→ **INSTRUCTIONS FOR THE TASK**: Note each line in the data below that holds "name", and copy it.

=======

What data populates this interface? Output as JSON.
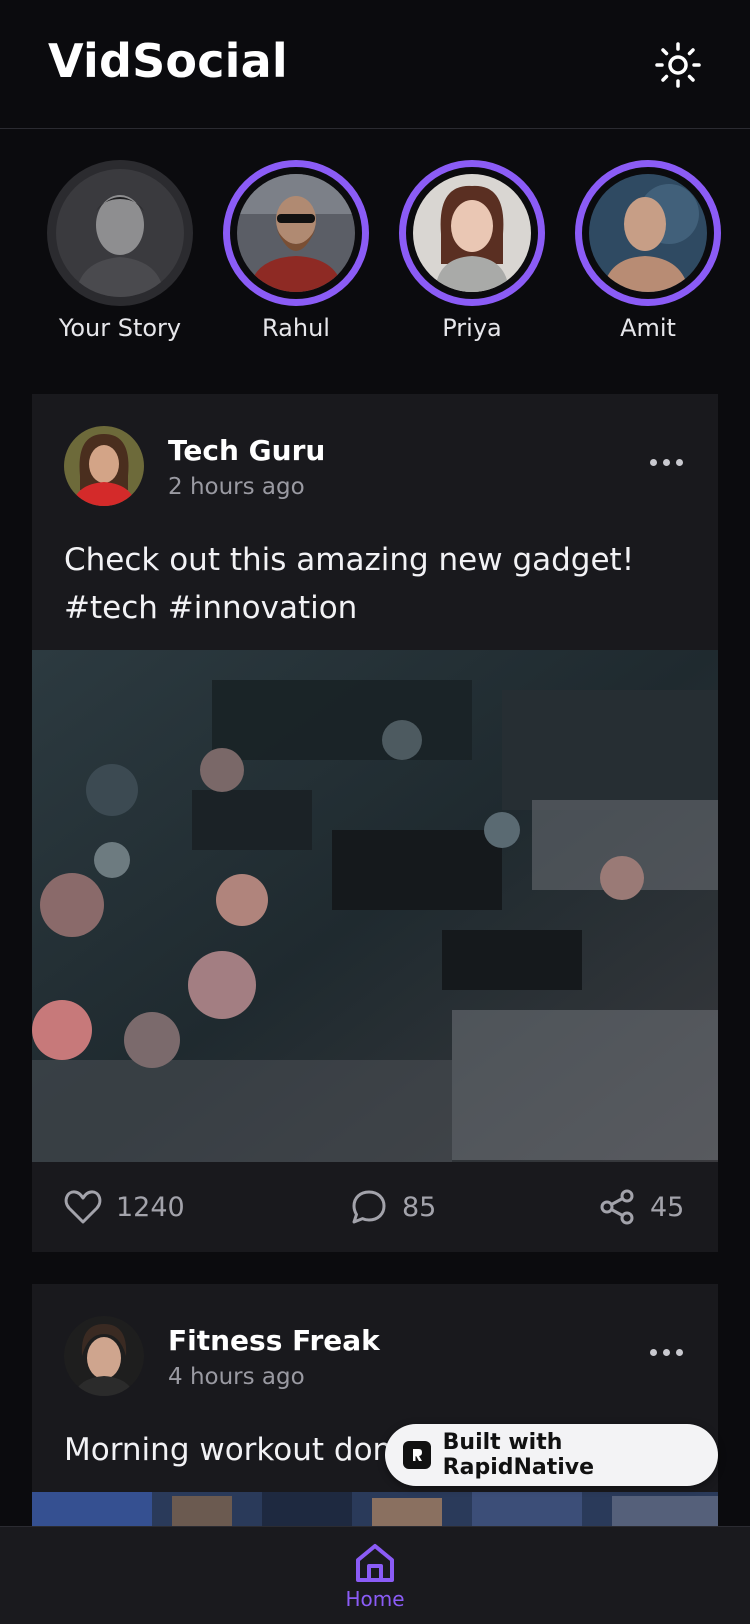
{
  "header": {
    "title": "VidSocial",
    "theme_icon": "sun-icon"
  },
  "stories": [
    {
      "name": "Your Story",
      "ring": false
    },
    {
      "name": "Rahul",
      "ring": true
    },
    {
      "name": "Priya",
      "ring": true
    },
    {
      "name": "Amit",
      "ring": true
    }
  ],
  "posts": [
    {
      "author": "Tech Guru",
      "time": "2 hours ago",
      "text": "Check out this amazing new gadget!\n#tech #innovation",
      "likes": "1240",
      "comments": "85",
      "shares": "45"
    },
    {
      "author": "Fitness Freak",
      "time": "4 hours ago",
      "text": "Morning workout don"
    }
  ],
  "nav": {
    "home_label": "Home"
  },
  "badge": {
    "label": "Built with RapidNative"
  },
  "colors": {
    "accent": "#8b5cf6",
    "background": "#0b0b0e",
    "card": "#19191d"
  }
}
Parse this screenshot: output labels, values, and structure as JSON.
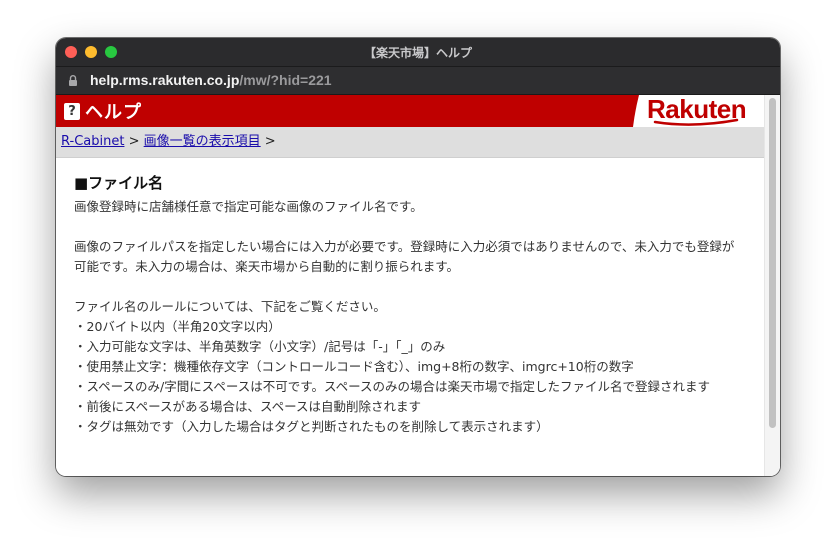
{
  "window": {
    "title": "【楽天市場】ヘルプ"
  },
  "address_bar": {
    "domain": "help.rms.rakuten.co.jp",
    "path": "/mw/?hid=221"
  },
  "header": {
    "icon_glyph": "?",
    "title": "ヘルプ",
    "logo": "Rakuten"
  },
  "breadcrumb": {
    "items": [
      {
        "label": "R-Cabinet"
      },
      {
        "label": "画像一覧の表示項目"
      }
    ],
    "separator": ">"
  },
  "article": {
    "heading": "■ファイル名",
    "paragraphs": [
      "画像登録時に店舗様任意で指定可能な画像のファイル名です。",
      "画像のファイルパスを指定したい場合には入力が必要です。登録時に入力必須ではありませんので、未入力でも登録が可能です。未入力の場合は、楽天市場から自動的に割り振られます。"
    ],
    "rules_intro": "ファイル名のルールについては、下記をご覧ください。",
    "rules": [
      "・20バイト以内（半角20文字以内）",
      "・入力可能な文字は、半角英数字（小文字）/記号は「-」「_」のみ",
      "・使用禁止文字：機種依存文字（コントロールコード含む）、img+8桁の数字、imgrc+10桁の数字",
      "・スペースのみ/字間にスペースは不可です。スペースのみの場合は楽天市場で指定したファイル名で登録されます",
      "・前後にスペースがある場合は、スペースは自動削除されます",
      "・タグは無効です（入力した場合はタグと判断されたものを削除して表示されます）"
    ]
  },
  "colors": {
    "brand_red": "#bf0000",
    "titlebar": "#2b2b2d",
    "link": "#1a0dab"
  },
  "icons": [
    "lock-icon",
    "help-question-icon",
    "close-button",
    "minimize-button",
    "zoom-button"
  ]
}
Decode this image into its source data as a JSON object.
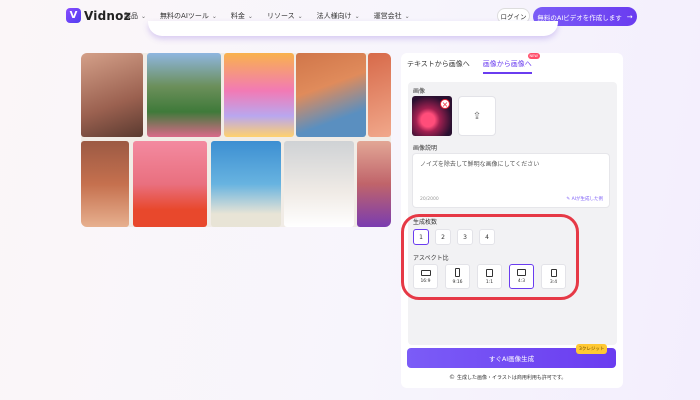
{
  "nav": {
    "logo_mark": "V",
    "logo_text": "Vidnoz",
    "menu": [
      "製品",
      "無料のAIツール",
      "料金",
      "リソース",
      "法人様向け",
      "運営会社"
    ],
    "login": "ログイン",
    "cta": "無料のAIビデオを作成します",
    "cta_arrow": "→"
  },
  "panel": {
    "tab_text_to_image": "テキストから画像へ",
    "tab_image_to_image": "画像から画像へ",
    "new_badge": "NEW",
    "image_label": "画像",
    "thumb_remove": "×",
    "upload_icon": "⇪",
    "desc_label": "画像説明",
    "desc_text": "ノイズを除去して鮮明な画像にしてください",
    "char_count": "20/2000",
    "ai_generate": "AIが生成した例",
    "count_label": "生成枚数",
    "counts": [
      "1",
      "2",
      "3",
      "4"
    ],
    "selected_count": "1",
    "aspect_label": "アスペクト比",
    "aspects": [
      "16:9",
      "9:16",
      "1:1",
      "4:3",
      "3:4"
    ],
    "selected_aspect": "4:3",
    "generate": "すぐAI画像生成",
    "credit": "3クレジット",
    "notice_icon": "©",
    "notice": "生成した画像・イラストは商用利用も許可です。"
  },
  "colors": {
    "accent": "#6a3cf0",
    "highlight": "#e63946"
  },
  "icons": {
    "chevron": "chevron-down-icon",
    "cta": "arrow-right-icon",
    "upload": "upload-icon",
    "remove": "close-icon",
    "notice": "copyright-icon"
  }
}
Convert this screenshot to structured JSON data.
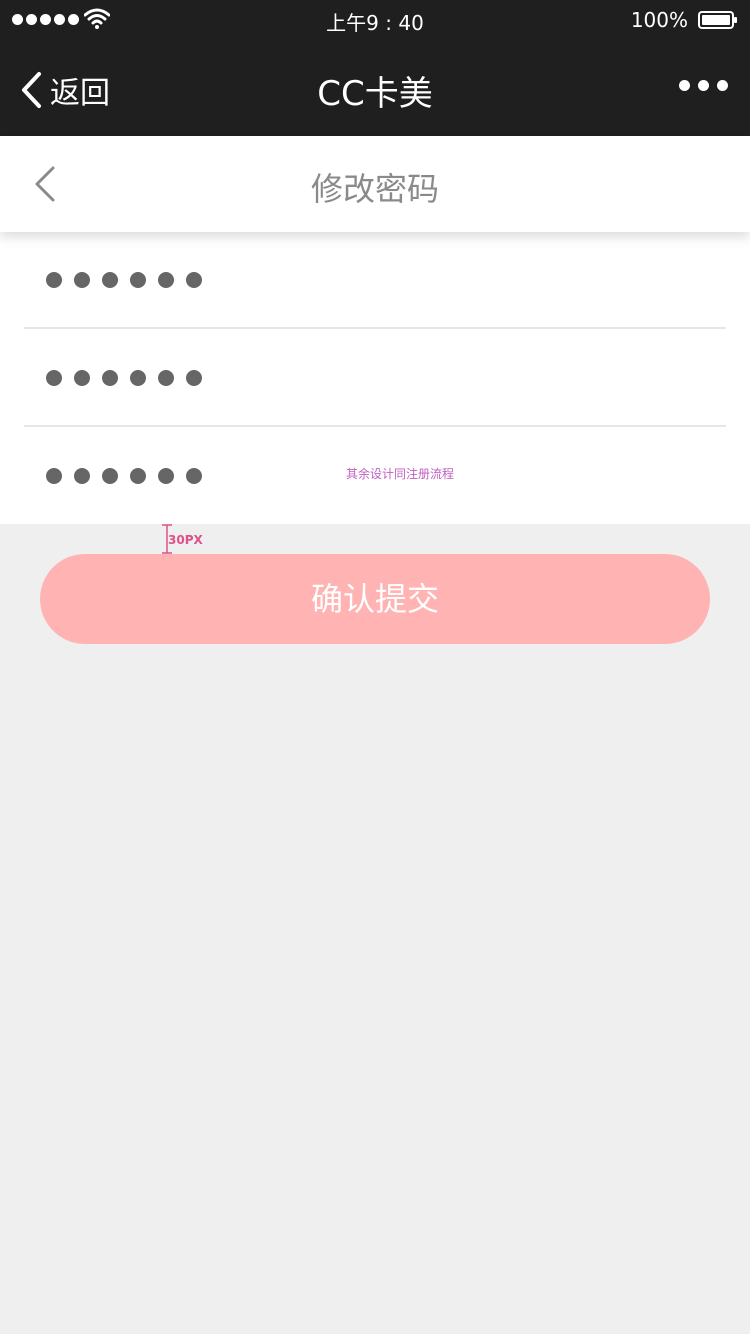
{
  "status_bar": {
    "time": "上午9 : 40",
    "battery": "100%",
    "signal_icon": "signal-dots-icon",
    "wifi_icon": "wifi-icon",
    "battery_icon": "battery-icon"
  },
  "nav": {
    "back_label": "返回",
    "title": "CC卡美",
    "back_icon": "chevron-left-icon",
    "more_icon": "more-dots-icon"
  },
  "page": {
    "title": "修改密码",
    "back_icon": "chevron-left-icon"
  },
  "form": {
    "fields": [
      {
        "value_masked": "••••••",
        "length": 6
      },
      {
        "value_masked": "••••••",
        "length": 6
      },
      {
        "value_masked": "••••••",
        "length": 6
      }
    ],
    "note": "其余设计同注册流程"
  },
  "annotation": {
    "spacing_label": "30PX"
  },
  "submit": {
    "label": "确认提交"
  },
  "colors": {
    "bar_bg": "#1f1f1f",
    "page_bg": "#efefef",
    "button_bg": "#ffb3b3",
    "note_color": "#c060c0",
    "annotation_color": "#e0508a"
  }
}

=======

→ **ANSWER TO THIS TASK**:
      "name": "Your Story",
      "name": "Rahul",
      "name": "Priya",
      "name": "Amit",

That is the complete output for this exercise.